> Exercise objective
Report each line of the data that includes the word "Congratulations".

> Records shown

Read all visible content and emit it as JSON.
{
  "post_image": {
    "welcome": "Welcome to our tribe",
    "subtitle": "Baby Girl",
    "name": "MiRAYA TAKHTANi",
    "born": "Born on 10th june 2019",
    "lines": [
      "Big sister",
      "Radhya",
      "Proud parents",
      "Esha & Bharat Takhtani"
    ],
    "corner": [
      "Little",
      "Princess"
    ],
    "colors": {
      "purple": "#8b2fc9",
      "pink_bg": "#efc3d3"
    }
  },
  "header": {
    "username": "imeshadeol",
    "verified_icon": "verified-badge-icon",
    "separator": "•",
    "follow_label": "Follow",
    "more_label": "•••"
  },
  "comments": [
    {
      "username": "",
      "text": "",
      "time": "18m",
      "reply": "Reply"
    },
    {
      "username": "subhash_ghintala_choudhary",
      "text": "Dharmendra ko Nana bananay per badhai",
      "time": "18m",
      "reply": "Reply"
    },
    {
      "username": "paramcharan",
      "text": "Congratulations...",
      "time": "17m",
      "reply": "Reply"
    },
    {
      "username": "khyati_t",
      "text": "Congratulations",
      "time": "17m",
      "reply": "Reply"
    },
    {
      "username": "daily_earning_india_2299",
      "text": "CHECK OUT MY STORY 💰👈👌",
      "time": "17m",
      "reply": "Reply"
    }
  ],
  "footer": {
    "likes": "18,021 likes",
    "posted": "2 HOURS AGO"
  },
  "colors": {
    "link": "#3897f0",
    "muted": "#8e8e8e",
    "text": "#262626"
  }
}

> Exercise result
      "text": "Congratulations...",
      "text": "Congratulations",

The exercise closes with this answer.